• [Assignment]: The response should contain every entry, reproduced exactly.

• [Dataset extract]:
#####
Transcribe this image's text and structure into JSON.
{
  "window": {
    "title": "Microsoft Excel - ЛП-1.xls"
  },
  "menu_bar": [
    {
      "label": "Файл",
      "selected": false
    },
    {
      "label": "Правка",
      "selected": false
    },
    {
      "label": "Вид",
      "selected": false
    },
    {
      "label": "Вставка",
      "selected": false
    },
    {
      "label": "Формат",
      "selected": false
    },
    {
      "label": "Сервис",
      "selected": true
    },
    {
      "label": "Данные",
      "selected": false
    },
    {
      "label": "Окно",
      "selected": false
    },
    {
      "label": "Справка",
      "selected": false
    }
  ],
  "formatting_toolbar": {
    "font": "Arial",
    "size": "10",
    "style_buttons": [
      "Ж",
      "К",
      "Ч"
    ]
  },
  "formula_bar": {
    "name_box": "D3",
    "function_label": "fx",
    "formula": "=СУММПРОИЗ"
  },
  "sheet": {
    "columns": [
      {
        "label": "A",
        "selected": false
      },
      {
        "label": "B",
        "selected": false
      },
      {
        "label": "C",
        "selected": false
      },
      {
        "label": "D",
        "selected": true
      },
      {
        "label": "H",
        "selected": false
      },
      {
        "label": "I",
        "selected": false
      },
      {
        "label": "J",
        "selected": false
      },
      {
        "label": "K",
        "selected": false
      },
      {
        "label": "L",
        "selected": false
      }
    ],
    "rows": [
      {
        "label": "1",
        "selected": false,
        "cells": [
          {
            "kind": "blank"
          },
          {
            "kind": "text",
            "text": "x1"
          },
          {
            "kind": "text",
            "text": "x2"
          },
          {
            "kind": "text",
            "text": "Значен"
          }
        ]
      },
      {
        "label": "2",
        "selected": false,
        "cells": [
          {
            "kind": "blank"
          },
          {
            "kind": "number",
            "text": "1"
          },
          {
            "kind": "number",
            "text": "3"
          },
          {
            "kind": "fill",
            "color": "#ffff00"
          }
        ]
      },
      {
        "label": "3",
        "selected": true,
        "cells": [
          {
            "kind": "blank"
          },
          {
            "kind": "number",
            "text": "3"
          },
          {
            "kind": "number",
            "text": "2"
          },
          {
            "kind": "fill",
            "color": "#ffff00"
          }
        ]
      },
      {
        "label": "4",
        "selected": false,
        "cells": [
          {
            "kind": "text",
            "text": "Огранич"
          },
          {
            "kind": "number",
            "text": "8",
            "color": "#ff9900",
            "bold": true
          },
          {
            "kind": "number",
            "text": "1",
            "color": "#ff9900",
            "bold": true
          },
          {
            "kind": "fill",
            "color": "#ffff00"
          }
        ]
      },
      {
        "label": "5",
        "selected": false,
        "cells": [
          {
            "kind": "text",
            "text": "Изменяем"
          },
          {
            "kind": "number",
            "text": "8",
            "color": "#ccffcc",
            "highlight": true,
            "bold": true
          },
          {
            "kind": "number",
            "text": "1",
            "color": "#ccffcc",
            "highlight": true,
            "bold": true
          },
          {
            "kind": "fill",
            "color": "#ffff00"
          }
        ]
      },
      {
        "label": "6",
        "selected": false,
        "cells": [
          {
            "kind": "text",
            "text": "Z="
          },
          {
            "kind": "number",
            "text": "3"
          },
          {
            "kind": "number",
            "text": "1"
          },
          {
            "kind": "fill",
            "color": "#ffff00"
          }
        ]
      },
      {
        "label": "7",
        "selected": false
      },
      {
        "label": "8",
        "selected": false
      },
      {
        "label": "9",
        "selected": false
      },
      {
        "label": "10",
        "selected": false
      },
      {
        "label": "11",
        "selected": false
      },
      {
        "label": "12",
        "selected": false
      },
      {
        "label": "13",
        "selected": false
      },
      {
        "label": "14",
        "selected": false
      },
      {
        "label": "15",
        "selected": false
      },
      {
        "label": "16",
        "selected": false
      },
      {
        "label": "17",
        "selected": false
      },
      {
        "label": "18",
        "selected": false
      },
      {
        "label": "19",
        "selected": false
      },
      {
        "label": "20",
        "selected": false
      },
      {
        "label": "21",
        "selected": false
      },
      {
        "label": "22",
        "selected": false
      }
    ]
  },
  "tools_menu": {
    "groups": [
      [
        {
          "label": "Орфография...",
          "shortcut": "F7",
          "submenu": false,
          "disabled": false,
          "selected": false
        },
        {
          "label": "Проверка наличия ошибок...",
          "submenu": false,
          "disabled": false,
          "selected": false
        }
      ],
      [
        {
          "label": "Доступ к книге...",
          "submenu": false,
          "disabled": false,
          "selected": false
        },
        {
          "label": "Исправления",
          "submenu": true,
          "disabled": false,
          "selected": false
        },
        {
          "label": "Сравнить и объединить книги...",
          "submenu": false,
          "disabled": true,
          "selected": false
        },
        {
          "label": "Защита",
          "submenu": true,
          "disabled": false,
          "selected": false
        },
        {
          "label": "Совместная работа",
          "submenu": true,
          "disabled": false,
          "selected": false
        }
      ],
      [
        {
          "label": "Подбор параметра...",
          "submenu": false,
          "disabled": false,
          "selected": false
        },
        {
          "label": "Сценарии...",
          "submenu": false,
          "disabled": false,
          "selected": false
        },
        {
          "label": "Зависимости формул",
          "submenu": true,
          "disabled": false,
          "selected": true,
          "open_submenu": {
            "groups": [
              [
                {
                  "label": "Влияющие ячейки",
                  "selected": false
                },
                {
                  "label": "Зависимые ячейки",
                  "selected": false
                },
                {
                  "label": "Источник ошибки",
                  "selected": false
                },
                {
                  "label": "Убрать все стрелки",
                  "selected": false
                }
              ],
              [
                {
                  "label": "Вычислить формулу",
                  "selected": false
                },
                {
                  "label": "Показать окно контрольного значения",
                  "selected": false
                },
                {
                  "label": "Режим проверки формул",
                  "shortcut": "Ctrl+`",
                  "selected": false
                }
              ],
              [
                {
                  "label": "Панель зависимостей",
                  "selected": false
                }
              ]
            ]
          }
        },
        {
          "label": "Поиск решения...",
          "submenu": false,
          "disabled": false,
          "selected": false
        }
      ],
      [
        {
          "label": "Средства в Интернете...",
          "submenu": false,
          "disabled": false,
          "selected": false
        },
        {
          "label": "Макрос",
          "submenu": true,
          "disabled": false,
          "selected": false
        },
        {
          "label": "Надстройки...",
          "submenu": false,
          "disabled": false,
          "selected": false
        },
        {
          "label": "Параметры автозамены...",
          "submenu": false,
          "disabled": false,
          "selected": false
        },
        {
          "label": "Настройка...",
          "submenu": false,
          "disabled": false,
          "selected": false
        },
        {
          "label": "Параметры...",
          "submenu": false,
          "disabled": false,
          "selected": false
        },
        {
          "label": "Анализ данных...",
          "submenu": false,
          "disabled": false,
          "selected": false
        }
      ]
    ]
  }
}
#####
• [Result of the exercise]:
Transcribe this image's text and structure into JSON.
{
  "window": {
    "title": "Microsoft Excel - ЛП-1.xls"
  },
  "menu_bar": [
    {
      "label": "Файл",
      "selected": false
    },
    {
      "label": "Правка",
      "selected": false
    },
    {
      "label": "Вид",
      "selected": false
    },
    {
      "label": "Вставка",
      "selected": false
    },
    {
      "label": "Формат",
      "selected": false
    },
    {
      "label": "Сервис",
      "selected": true
    },
    {
      "label": "Данные",
      "selected": false
    },
    {
      "label": "Окно",
      "selected": false
    },
    {
      "label": "Справка",
      "selected": false
    }
  ],
  "formatting_toolbar": {
    "font": "Arial",
    "size": "10",
    "style_buttons": [
      "Ж",
      "К",
      "Ч"
    ]
  },
  "formula_bar": {
    "name_box": "D3",
    "function_label": "fx",
    "formula": "=СУММПРОИЗ"
  },
  "sheet": {
    "columns": [
      {
        "label": "A",
        "selected": false
      },
      {
        "label": "B",
        "selected": false
      },
      {
        "label": "C",
        "selected": false
      },
      {
        "label": "D",
        "selected": true
      },
      {
        "label": "H",
        "selected": false
      },
      {
        "label": "I",
        "selected": false
      },
      {
        "label": "J",
        "selected": false
      },
      {
        "label": "K",
        "selected": false
      },
      {
        "label": "L",
        "selected": false
      }
    ],
    "rows": [
      {
        "label": "1",
        "selected": false,
        "cells": [
          {
            "kind": "blank"
          },
          {
            "kind": "text",
            "text": "x1"
          },
          {
            "kind": "text",
            "text": "x2"
          },
          {
            "kind": "text",
            "text": "Значен"
          }
        ]
      },
      {
        "label": "2",
        "selected": false,
        "cells": [
          {
            "kind": "blank"
          },
          {
            "kind": "number",
            "text": "1"
          },
          {
            "kind": "number",
            "text": "3"
          },
          {
            "kind": "fill",
            "color": "#ffff00"
          }
        ]
      },
      {
        "label": "3",
        "selected": true,
        "cells": [
          {
            "kind": "blank"
          },
          {
            "kind": "number",
            "text": "3"
          },
          {
            "kind": "number",
            "text": "2"
          },
          {
            "kind": "fill",
            "color": "#ffff00"
          }
        ]
      },
      {
        "label": "4",
        "selected": false,
        "cells": [
          {
            "kind": "text",
            "text": "Огранич"
          },
          {
            "kind": "number",
            "text": "8",
            "color": "#ff9900",
            "bold": true
          },
          {
            "kind": "number",
            "text": "1",
            "color": "#ff9900",
            "bold": true
          },
          {
            "kind": "fill",
            "color": "#ffff00"
          }
        ]
      },
      {
        "label": "5",
        "selected": false,
        "cells": [
          {
            "kind": "text",
            "text": "Изменяем"
          },
          {
            "kind": "number",
            "text": "8",
            "color": "#ccffcc",
            "highlight": true,
            "bold": true
          },
          {
            "kind": "number",
            "text": "1",
            "color": "#ccffcc",
            "highlight": true,
            "bold": true
          },
          {
            "kind": "fill",
            "color": "#ffff00"
          }
        ]
      },
      {
        "label": "6",
        "selected": false,
        "cells": [
          {
            "kind": "text",
            "text": "Z="
          },
          {
            "kind": "number",
            "text": "3"
          },
          {
            "kind": "number",
            "text": "1"
          },
          {
            "kind": "fill",
            "color": "#ffff00"
          }
        ]
      },
      {
        "label": "7",
        "selected": false
      },
      {
        "label": "8",
        "selected": false
      },
      {
        "label": "9",
        "selected": false
      },
      {
        "label": "10",
        "selected": false
      },
      {
        "label": "11",
        "selected": false
      },
      {
        "label": "12",
        "selected": false
      },
      {
        "label": "13",
        "selected": false
      },
      {
        "label": "14",
        "selected": false
      },
      {
        "label": "15",
        "selected": false
      },
      {
        "label": "16",
        "selected": false
      },
      {
        "label": "17",
        "selected": false
      },
      {
        "label": "18",
        "selected": false
      },
      {
        "label": "19",
        "selected": false
      },
      {
        "label": "20",
        "selected": false
      },
      {
        "label": "21",
        "selected": false
      },
      {
        "label": "22",
        "selected": false
      }
    ]
  },
  "tools_menu": {
    "groups": [
      [
        {
          "label": "Орфография...",
          "shortcut": "F7",
          "submenu": false,
          "disabled": false,
          "selected": false
        },
        {
          "label": "Проверка наличия ошибок...",
          "submenu": false,
          "disabled": false,
          "selected": false
        }
      ],
      [
        {
          "label": "Доступ к книге...",
          "submenu": false,
          "disabled": false,
          "selected": false
        },
        {
          "label": "Исправления",
          "submenu": true,
          "disabled": false,
          "selected": false
        },
        {
          "label": "Сравнить и объединить книги...",
          "submenu": false,
          "disabled": true,
          "selected": false
        },
        {
          "label": "Защита",
          "submenu": true,
          "disabled": false,
          "selected": false
        },
        {
          "label": "Совместная работа",
          "submenu": true,
          "disabled": false,
          "selected": false
        }
      ],
      [
        {
          "label": "Подбор параметра...",
          "submenu": false,
          "disabled": false,
          "selected": false
        },
        {
          "label": "Сценарии...",
          "submenu": false,
          "disabled": false,
          "selected": false
        },
        {
          "label": "Зависимости формул",
          "submenu": true,
          "disabled": false,
          "selected": true,
          "open_submenu": {
            "groups": [
              [
                {
                  "label": "Влияющие ячейки",
                  "selected": false
                },
                {
                  "label": "Зависимые ячейки",
                  "selected": false
                },
                {
                  "label": "Источник ошибки",
                  "selected": false
                },
                {
                  "label": "Убрать все стрелки",
                  "selected": false
                }
              ],
              [
                {
                  "label": "Вычислить формулу",
                  "selected": false
                },
                {
                  "label": "Показать окно контрольного значения",
                  "selected": false
                },
                {
                  "label": "Режим проверки формул",
                  "shortcut": "Ctrl+`",
                  "selected": false
                }
              ],
              [
                {
                  "label": "Панель зависимостей",
                  "selected": false
                }
              ]
            ]
          }
        },
        {
          "label": "Поиск решения...",
          "submenu": false,
          "disabled": false,
          "selected": false
        }
      ],
      [
        {
          "label": "Средства в Интернете...",
          "submenu": false,
          "disabled": false,
          "selected": false
        },
        {
          "label": "Макрос",
          "submenu": true,
          "disabled": false,
          "selected": false
        },
        {
          "label": "Надстройки...",
          "submenu": false,
          "disabled": false,
          "selected": false
        },
        {
          "label": "Параметры автозамены...",
          "submenu": false,
          "disabled": false,
          "selected": false
        },
        {
          "label": "Настройка...",
          "submenu": false,
          "disabled": false,
          "selected": false
        },
        {
          "label": "Параметры...",
          "submenu": false,
          "disabled": false,
          "selected": false
        },
        {
          "label": "Анализ данных...",
          "submenu": false,
          "disabled": false,
          "selected": false
        }
      ]
    ]
  }
}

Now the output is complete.